THIS IS THE FIRST PART OF A TWO-PART SERIES PREPARED BY ME FOR A RADIO TALK WHICH WILL BE AIRED IN MARCH 2011.
HOMESCHOOLING – A DIFFERENT CHOICE; A DIFFERENT LIFE.(PART ONE)
Homeschooling or homeschool (also called home education or home learning) is the education of children at home, typically by parents but sometimes by tutors, instead of in a formal school setting. Although, before compulsory school attendance laws came into force, most childhood education occurred within the family or community, homeschooling in the modern sense is an alternative in developed countries to formal education. Homeschooling may also refer to instruction in the home under the supervision of correspondence schools or umbrella schools. In some places, an approved curriculum is legally required if children are to be home-schooled. A curriculum-free philosophy of homeschooling is called ‘unschooling’, a term coined in 1977 by John Holt in his magazine Growing Without Schooling.
For much of history and in many cultures, enlisting professional teachers (whether as tutors or in a formal school setting) was an option available only to the rich. Thus, until relatively recently, the vast majority of people were educated by parents at home (especially during early childhood) and in apprencticeships. Formal schooling in a classroom setting has been the most common means of schooling throughout the world, especially in developed countries, since the early and mid 19th century. Native Americans, who traditionally used homeschooling and apprenticeship, strenuously resisted compulsory education in the United States.
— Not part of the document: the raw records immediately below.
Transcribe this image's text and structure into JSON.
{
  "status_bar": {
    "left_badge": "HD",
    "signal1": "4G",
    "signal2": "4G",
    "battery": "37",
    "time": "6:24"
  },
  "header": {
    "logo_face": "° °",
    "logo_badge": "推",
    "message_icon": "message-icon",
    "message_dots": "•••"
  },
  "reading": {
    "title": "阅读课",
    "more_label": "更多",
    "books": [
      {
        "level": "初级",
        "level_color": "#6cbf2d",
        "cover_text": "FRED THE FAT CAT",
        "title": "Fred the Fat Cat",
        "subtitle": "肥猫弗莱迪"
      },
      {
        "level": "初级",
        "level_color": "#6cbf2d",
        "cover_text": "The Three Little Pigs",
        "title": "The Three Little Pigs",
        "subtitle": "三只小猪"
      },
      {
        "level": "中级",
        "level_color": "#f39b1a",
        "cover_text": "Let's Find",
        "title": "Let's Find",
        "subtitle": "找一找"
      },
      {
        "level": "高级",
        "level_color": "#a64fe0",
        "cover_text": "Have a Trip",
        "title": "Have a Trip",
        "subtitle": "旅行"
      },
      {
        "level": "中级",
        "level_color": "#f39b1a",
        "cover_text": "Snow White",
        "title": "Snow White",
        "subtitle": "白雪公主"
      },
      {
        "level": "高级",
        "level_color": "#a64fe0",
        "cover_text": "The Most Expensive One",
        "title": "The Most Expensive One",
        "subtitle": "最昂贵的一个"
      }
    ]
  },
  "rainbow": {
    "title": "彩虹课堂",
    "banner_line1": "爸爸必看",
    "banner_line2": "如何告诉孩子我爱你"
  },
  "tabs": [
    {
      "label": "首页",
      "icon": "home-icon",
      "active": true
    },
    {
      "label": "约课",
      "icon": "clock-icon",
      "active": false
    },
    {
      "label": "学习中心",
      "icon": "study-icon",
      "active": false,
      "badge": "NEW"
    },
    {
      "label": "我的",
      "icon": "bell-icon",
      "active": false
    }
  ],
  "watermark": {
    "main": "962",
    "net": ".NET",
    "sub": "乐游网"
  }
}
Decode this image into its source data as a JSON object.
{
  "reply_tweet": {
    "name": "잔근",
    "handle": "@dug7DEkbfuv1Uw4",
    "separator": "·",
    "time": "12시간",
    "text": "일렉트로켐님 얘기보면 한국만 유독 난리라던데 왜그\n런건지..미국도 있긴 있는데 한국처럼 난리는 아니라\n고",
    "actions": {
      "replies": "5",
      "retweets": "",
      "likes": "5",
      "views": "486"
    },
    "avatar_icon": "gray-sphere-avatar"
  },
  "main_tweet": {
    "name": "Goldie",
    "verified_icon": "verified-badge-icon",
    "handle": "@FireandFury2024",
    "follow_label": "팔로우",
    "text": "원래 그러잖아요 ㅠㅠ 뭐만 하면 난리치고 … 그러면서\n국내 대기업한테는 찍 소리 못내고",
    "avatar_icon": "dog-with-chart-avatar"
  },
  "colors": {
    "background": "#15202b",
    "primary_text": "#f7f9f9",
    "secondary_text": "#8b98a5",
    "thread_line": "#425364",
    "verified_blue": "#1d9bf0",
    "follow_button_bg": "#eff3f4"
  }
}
In 1964, American educator and author John Holt published a book entitled ‘How Children Fail’ which criticized traditional schools of the time. The book was based on a theory he had developed as a teacher – that the academic failure of schoolchildren was caused by pressure placed on children by adults. In his follow-up work entitled ‘How Children Learn’, he tried to demonstrate the learning process of children and why he believed school short-circuits this process. During this time, American educational professionals Raymond and Dorothy Moore began a research on the ‘Early Childhood Education’ movement. They asserted that formal schooling before ages 8–12 not only lacked the effectiveness it anticipated, but was actually harmful to children. The Moores began to publish their view that formal schooling was damaging young children academically, socially, mentally, and even physiologically. They presented evidence that childhood problems such as juvenile delinquency, nearsightedness, increased enrollment of students in special education classes, and behavioral problems were the result of increasingly earlier enrollment of students. They maintained that the vast majority of children are far better situated at home, even with mediocre parents, than with the most gifted and motivated teachers in a school setting. Similar to Holt, the Moores embraced homeschooling after the publication of their first work, ‘Better Late Than Early’ in 1975 and went on to become important homeschool advocates and consultants with the publication of books like Home Grown Kids, Homeschool Burnout, and others. In 1976, Holt published a book ‘Instead of Education; Ways to Help People Do Things Better’. In its conclusion he called for a "Children's Underground Railroad" to help children escape compulsory schooling. In response, Holt was contacted by families from around the U.S. to tell him that they were educating their children at home. In 1977, after corresponding with a number of these families, Holt began producing a magazine dedicated to home education entitled ‘Growing Without Schooling’. One common theme in the homeschool philosophies of both Holt and the Moores is that home education should not be an attempt to bring the rigid school structure into the home, or a view of education as an academic preliminary to life. They viewed it, rather, as a natural experience of life that occurs as the members of the family are involved with one another in daily living.